● **THE PROBLEM**:
Pictures do not belong in the copy, so please give every entry below again exactly.

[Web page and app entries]
▼
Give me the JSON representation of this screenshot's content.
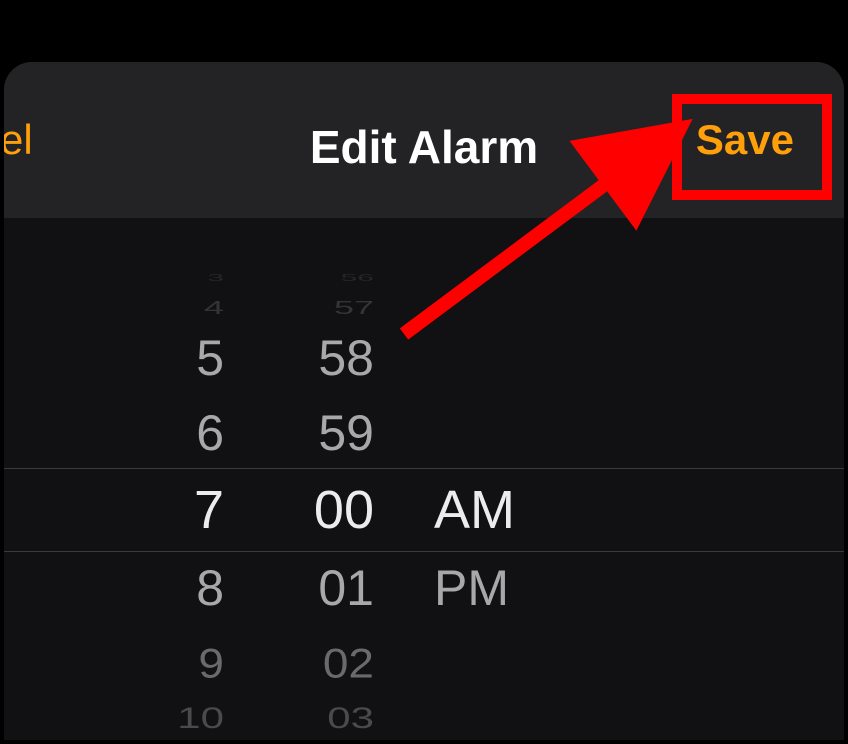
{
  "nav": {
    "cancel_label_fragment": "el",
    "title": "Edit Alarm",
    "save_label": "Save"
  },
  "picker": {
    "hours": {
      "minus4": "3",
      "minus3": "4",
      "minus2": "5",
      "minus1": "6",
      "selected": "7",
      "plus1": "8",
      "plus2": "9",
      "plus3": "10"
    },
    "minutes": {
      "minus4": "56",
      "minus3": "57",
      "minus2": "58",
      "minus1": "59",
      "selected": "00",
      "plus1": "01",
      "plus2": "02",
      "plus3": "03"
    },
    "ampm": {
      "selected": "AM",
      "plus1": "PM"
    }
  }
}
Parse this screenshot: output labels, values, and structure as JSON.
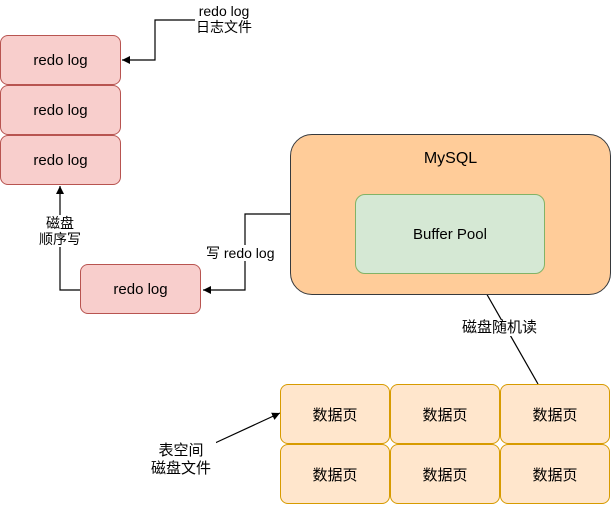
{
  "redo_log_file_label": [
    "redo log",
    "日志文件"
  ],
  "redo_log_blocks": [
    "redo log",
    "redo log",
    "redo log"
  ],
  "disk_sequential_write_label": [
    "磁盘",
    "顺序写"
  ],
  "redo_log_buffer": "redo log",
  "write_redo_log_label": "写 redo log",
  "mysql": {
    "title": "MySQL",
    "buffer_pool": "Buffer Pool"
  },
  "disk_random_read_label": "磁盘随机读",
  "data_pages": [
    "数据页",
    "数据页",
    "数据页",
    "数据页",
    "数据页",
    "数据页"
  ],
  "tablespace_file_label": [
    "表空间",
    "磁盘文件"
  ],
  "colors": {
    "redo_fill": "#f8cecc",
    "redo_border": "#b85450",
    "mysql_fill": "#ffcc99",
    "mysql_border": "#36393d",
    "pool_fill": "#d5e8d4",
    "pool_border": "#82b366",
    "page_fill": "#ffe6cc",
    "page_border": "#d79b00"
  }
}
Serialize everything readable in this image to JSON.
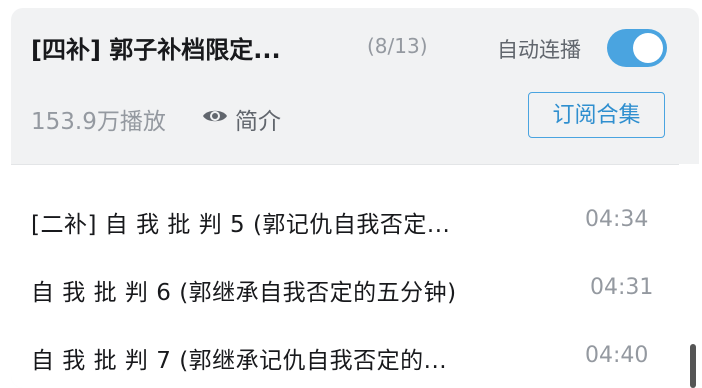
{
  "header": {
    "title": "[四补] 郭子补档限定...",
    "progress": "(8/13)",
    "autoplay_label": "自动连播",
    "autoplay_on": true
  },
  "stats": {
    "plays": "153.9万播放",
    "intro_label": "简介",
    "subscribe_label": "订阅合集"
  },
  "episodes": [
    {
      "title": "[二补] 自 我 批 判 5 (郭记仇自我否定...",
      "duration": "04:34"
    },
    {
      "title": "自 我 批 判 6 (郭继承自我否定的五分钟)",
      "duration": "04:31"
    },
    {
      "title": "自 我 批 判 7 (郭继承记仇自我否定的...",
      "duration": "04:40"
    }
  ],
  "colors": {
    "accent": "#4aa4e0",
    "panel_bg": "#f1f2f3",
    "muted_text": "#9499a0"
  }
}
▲
● **OUTPUT OF THE TASK**:
Give me the JSON representation of this screenshot's content.
{
  "nav": {
    "cancel_label_fragment": "el",
    "title": "Edit Alarm",
    "save_label": "Save"
  },
  "picker": {
    "hours": {
      "minus4": "3",
      "minus3": "4",
      "minus2": "5",
      "minus1": "6",
      "selected": "7",
      "plus1": "8",
      "plus2": "9",
      "plus3": "10"
    },
    "minutes": {
      "minus4": "56",
      "minus3": "57",
      "minus2": "58",
      "minus1": "59",
      "selected": "00",
      "plus1": "01",
      "plus2": "02",
      "plus3": "03"
    },
    "ampm": {
      "selected": "AM",
      "plus1": "PM"
    }
  }
}
Parse this screenshot: output labels, values, and structure as JSON.
{
  "redo_log_file_label": [
    "redo log",
    "日志文件"
  ],
  "redo_log_blocks": [
    "redo log",
    "redo log",
    "redo log"
  ],
  "disk_sequential_write_label": [
    "磁盘",
    "顺序写"
  ],
  "redo_log_buffer": "redo log",
  "write_redo_log_label": "写 redo log",
  "mysql": {
    "title": "MySQL",
    "buffer_pool": "Buffer Pool"
  },
  "disk_random_read_label": "磁盘随机读",
  "data_pages": [
    "数据页",
    "数据页",
    "数据页",
    "数据页",
    "数据页",
    "数据页"
  ],
  "tablespace_file_label": [
    "表空间",
    "磁盘文件"
  ],
  "colors": {
    "redo_fill": "#f8cecc",
    "redo_border": "#b85450",
    "mysql_fill": "#ffcc99",
    "mysql_border": "#36393d",
    "pool_fill": "#d5e8d4",
    "pool_border": "#82b366",
    "page_fill": "#ffe6cc",
    "page_border": "#d79b00"
  }
}
Serialize everything readable in this image to JSON.
{
  "header": {
    "title": "[四补] 郭子补档限定...",
    "progress": "(8/13)",
    "autoplay_label": "自动连播",
    "autoplay_on": true
  },
  "stats": {
    "plays": "153.9万播放",
    "intro_label": "简介",
    "subscribe_label": "订阅合集"
  },
  "episodes": [
    {
      "title": "[二补] 自 我 批 判 5 (郭记仇自我否定...",
      "duration": "04:34"
    },
    {
      "title": "自 我 批 判 6 (郭继承自我否定的五分钟)",
      "duration": "04:31"
    },
    {
      "title": "自 我 批 判 7 (郭继承记仇自我否定的...",
      "duration": "04:40"
    }
  ],
  "colors": {
    "accent": "#4aa4e0",
    "panel_bg": "#f1f2f3",
    "muted_text": "#9499a0"
  }
}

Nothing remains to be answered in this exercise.